"""

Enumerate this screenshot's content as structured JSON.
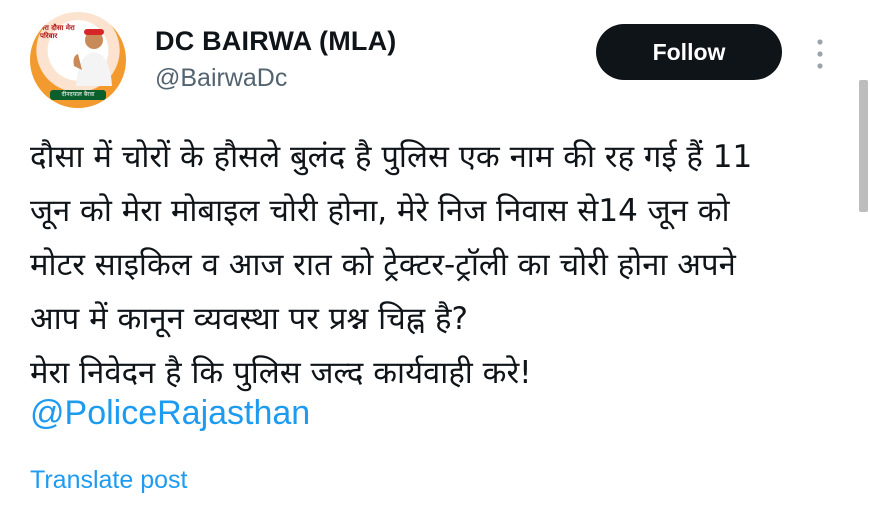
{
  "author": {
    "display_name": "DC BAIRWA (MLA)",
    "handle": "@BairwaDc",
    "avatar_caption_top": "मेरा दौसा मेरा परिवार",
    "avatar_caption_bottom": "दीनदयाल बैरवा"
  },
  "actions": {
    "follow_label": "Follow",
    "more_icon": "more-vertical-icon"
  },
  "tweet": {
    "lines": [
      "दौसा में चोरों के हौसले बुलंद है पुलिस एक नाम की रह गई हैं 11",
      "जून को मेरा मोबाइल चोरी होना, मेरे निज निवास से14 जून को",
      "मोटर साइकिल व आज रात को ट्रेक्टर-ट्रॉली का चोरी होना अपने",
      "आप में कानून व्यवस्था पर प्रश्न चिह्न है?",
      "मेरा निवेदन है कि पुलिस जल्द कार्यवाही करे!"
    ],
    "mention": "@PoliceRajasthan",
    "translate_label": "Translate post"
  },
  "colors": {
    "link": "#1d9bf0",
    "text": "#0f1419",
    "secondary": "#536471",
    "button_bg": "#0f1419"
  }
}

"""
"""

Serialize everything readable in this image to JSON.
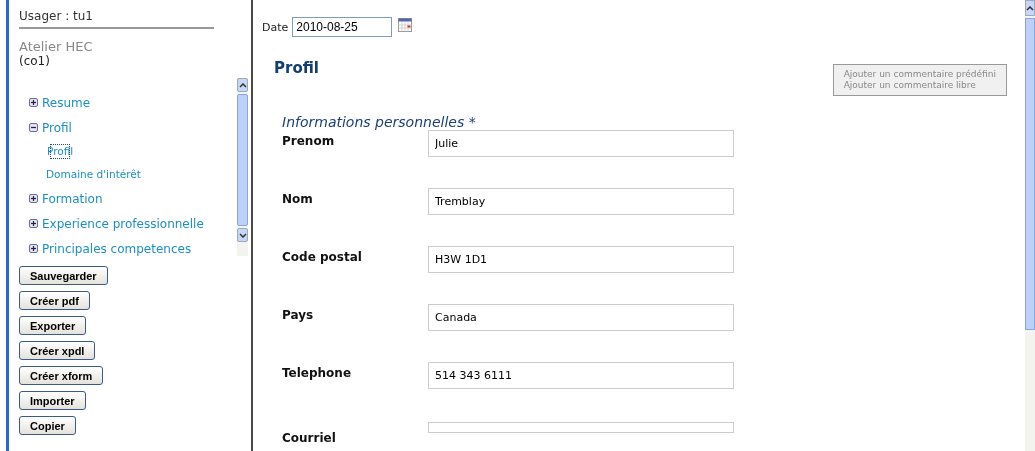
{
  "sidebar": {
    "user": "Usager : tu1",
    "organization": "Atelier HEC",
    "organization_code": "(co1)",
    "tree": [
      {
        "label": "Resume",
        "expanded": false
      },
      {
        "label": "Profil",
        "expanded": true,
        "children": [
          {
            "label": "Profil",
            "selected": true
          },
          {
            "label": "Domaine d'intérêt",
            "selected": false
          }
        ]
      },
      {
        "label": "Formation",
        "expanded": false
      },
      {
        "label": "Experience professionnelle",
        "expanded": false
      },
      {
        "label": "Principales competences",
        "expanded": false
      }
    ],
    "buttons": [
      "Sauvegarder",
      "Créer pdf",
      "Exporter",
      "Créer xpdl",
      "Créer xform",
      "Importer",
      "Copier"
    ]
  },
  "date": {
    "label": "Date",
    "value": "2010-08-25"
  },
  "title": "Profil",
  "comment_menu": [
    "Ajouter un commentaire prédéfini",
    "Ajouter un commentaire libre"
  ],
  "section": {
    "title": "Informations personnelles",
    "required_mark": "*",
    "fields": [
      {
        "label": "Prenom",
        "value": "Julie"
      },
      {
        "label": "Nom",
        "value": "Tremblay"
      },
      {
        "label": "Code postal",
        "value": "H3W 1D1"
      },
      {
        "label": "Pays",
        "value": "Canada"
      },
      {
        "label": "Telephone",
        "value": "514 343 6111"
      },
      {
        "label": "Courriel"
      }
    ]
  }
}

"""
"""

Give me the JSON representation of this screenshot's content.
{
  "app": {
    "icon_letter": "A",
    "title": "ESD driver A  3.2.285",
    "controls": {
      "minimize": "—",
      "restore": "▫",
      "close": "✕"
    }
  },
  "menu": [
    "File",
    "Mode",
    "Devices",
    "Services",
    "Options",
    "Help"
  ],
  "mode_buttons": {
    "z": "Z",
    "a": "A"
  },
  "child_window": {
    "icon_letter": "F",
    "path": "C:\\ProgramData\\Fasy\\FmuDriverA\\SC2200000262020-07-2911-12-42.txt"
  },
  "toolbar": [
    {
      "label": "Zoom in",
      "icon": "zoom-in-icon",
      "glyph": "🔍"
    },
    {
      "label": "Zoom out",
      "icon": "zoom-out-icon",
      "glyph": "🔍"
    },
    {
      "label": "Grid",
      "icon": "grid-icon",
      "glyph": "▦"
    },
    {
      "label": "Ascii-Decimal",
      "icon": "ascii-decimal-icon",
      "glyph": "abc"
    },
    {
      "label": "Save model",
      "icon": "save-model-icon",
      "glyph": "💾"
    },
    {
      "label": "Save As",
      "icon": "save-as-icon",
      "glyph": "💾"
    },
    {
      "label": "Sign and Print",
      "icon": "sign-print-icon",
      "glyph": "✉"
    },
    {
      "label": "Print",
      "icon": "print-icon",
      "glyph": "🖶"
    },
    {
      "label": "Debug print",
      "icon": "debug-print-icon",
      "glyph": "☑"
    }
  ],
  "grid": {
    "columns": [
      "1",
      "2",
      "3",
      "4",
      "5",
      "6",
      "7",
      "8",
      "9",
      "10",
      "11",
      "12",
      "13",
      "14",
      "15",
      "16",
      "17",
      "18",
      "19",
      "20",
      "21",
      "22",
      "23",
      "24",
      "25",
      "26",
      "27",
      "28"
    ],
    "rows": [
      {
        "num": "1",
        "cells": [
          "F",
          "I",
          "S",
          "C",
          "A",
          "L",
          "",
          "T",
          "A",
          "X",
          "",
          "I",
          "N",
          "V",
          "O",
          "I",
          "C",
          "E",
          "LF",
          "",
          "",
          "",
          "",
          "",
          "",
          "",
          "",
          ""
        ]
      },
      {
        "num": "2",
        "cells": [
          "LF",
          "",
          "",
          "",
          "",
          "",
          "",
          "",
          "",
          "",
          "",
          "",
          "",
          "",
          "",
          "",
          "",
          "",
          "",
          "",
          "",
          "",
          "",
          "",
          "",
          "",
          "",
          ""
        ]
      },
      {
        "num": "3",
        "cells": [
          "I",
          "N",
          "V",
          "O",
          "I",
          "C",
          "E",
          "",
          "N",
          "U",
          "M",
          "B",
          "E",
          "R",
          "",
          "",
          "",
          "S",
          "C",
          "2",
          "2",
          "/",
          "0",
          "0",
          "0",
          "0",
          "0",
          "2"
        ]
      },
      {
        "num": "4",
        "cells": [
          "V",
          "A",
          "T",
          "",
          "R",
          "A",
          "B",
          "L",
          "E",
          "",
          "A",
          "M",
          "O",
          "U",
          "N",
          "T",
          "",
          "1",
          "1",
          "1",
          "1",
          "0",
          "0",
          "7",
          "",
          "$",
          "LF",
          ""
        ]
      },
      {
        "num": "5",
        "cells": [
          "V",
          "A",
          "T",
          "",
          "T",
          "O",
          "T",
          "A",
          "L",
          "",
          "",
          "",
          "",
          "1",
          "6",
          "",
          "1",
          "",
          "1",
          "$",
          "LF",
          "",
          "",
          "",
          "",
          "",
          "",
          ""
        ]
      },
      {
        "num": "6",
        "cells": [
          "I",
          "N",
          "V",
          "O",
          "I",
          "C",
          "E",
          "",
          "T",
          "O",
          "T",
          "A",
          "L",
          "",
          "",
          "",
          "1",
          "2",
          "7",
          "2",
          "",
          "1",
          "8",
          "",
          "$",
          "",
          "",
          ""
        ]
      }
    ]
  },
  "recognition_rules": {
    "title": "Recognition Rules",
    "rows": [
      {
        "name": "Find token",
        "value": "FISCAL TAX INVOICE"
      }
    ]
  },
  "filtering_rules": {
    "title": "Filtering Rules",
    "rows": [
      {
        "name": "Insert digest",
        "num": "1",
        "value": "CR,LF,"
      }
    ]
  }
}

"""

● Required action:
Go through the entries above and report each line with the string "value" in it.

● Task answer:
    "value": "2010-08-25"
        "value": "Julie"
        "value": "Tremblay"
        "value": "H3W 1D1"
        "value": "Canada"
        "value": "514 343 6111"
        "value": "FISCAL TAX INVOICE"
        "value": "CR,LF,"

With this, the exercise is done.